I think it’s fair to say that large ship cruises are currently one of the undisputed champions of irresponsible tourism. This made it even more surprising when Carnival Corporation announced last week that they are stepping down from the podiums top spot and entering the world of responsible tourism. I had to double check it wasn’t April 1st before I believed it. At first, I was pleased, perhaps they have finally given in to the long list of campaigns and criticisms to become more responsible! However, when a company that was voted 3rd in the top ten corporate criminals list just last year suddenly decides to become the next powerhouse for ‘sustained and long-lasting positive impact’, alarm bells started ringing and concerns start to bubble up.
However, I have previously suggested that perhaps it’s time to work with the irresponsible companies to improve their approaches to tourism rather than fighting them. Nobody can deny that if cruises were responsible they would be a huge force for good. Unfortunately, cruises will always be popular and will not disappear. Therefore, it should be music to my ears when I hear Carnival suggest they ‘harness the assets and resources of the world’s largest travel and leisure company and combine them with the talents and hearts of those working in social enterprises around the world’. In this blog, I have decided to delve into their press release with an open mind and give them a chance to see how they are stepping into responsible tourism.
I am still unsure whether holiday companies have grasped the idea that responsible tourism is essential if they are going to keep their heads above the water. Profitability is always the best way to convince holiday companies that responsible tourism is a sensible addition to their products. For example, it provides a competitive advantage and is making its way into holiday itineraries. However, responsible tourism isn’t essential for business but rather an additional cost or a bit of a pain (so much so that many pay other companies to increase their responsible tourism credentials through tokenistic schemes like carbon offsetting) and it is also a lot of extra work for little return. So how do we make responsible travel indispensable?
Tourists are now searching for something a little different in their holidays and marketers have been cashing in on the demand. Words like ‘authentic’ are now being spread across many holiday itineraries like its tomato ketchup; itineraries cannot do without it but tourists are noticing things still taste as bland as ever. The general multinational holiday providers such as First Choice haven’t been able to keep up with the demand and tourists are beginning to look elsewhere. This change is opening up huge opportunities for smaller, more specialised travel companies such as the ones offered by Responsible Travel.

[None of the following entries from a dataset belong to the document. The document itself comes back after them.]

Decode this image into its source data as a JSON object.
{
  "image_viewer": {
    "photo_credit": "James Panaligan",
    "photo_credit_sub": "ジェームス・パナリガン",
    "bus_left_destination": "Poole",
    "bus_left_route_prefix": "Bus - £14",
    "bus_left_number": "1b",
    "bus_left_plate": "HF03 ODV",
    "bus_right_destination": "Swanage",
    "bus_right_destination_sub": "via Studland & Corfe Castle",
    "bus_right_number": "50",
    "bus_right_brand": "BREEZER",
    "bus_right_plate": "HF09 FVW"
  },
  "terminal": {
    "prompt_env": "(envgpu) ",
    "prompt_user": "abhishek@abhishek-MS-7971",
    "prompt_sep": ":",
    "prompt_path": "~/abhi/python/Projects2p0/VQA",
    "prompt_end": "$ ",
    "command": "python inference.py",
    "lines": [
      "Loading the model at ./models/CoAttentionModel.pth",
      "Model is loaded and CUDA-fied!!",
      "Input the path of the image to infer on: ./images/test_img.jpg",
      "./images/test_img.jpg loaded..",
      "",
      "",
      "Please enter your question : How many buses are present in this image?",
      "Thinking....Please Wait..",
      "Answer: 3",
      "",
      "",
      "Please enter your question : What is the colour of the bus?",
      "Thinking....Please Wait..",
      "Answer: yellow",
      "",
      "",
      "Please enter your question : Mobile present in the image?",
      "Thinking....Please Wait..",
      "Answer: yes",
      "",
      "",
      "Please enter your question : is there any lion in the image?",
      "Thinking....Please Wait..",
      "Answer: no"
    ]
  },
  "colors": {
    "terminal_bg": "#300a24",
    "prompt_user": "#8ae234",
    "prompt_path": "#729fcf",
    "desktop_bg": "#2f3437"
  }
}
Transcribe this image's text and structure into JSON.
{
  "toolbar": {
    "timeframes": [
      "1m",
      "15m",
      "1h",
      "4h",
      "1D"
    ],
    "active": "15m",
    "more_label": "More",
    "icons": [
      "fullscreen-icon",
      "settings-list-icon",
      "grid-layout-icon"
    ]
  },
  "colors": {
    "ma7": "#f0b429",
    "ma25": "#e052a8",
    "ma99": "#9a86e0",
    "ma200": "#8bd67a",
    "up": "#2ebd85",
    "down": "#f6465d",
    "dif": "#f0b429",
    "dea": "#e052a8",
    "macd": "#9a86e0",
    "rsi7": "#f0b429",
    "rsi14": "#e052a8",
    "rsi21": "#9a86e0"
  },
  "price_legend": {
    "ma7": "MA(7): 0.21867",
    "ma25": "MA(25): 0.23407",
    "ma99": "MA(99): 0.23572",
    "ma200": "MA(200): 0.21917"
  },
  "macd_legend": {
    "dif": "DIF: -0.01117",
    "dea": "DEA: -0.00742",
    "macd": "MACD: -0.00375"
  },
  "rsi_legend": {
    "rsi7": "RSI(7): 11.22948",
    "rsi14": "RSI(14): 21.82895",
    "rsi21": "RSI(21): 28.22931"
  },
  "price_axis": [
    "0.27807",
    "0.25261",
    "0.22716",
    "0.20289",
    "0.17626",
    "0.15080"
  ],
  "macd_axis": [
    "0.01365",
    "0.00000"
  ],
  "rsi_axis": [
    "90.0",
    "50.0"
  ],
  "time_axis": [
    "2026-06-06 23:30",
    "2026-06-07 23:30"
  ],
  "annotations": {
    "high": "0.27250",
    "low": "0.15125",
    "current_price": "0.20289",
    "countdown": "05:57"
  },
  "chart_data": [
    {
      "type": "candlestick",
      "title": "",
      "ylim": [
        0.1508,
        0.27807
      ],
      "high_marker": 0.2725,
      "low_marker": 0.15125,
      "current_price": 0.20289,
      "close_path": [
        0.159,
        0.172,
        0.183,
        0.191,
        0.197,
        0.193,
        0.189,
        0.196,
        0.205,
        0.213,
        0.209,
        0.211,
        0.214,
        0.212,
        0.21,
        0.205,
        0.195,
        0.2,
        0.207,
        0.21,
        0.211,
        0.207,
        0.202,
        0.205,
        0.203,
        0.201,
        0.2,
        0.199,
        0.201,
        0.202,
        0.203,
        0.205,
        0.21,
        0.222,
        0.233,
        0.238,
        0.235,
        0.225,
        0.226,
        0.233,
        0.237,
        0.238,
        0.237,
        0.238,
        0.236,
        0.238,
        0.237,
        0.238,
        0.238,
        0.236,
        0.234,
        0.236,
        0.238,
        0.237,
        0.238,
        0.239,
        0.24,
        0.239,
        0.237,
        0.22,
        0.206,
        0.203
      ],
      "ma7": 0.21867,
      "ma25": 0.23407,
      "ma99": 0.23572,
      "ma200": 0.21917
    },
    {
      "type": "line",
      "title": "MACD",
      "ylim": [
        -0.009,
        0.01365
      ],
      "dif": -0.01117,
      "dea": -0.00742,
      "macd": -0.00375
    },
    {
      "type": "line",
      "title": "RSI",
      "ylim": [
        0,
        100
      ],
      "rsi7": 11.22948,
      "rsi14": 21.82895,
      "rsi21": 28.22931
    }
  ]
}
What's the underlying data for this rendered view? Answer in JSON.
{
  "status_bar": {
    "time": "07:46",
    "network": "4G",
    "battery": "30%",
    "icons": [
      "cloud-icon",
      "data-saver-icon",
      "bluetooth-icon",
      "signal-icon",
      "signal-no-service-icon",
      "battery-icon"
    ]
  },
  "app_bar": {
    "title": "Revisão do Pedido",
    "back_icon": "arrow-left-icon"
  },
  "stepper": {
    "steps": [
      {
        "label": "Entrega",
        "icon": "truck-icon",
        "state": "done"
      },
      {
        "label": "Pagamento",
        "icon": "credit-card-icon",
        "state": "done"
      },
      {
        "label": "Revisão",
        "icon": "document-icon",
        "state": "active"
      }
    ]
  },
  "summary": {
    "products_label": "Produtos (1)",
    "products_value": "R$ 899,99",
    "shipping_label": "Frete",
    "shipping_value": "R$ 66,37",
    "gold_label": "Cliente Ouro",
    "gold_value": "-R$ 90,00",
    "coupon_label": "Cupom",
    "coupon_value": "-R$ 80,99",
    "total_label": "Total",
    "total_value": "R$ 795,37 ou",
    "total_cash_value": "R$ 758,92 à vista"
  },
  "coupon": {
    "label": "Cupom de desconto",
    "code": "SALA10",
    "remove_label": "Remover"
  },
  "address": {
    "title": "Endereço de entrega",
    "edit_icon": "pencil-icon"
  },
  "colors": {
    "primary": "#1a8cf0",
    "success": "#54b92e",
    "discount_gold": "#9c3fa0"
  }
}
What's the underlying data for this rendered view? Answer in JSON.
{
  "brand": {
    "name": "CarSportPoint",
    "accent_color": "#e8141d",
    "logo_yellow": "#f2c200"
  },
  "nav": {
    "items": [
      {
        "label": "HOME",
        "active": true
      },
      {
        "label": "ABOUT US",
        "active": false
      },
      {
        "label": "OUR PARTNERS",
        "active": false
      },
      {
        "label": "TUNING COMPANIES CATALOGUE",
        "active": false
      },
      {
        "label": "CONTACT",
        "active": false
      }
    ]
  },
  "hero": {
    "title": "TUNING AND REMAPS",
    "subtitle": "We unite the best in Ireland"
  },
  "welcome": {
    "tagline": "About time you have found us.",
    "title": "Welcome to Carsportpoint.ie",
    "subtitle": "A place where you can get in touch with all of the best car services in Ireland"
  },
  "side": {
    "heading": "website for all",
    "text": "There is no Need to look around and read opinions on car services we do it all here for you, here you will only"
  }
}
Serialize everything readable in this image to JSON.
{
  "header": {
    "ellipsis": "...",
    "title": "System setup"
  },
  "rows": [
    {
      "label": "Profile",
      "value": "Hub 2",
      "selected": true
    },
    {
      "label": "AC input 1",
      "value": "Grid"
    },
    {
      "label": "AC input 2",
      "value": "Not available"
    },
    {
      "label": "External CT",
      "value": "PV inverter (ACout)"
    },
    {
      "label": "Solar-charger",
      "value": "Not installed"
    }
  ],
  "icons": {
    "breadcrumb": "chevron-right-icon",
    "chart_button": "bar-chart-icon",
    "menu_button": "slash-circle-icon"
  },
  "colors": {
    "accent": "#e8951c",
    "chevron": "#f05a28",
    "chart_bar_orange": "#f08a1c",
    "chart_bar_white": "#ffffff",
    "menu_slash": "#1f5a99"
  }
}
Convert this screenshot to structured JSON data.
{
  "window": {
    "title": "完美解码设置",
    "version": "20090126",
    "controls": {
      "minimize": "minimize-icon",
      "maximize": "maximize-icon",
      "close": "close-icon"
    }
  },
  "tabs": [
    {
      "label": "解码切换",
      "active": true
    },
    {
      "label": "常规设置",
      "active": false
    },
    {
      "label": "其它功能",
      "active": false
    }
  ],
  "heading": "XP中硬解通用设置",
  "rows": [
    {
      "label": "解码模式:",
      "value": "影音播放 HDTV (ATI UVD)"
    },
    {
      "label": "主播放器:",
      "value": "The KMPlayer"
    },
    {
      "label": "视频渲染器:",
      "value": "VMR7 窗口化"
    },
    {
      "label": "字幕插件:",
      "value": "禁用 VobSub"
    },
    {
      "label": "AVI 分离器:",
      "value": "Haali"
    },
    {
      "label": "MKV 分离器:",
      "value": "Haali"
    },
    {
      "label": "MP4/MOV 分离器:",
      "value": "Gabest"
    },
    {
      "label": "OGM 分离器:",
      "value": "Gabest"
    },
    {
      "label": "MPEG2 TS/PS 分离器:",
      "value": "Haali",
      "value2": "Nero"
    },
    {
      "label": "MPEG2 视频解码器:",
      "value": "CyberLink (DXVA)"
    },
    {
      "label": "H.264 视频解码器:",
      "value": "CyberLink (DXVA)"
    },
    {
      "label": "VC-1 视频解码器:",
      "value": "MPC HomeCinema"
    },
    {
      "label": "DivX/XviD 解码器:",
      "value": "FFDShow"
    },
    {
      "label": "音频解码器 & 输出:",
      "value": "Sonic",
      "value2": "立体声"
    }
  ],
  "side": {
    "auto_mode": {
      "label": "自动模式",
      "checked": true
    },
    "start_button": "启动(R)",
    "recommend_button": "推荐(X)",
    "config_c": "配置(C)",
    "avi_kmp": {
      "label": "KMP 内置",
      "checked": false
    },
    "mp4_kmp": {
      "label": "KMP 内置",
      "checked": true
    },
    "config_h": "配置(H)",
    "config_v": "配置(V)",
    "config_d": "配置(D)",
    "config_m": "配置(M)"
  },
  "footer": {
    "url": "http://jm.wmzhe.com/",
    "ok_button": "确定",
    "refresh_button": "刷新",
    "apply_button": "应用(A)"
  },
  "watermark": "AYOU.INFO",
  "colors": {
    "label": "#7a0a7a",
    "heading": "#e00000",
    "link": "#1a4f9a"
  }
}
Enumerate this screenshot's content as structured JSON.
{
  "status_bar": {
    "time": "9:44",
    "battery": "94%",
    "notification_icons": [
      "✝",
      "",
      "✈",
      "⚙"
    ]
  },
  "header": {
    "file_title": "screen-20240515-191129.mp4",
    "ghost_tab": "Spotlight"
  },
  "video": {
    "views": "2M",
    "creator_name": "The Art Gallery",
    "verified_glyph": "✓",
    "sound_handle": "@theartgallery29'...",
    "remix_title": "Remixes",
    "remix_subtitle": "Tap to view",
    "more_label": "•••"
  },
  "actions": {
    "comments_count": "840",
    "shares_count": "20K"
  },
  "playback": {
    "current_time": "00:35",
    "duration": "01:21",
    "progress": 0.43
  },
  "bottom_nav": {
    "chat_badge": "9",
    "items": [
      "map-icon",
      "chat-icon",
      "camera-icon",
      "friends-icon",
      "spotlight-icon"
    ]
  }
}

As tourists start to branch into new possibilities the larger, more general operators need to be reactive and anticipate the trends. It is still the case that Disney Land, Benidorm, cruises and the all inclusive holidays make up the largest chunk of tourism revenue. But amazingly, responsible tourism is forcing its way in and popping up in places you would least expect.
The answer is, I hope so……
Recently Orphanage Volunteering took a beating (and rightly so) as volunteers unwittingly found themselves fueling child exploitation when they intended to do the complete opposite. But will this have an impact on the rest of the tourism volunteering industry, will it also have to step into the ring to defend itself?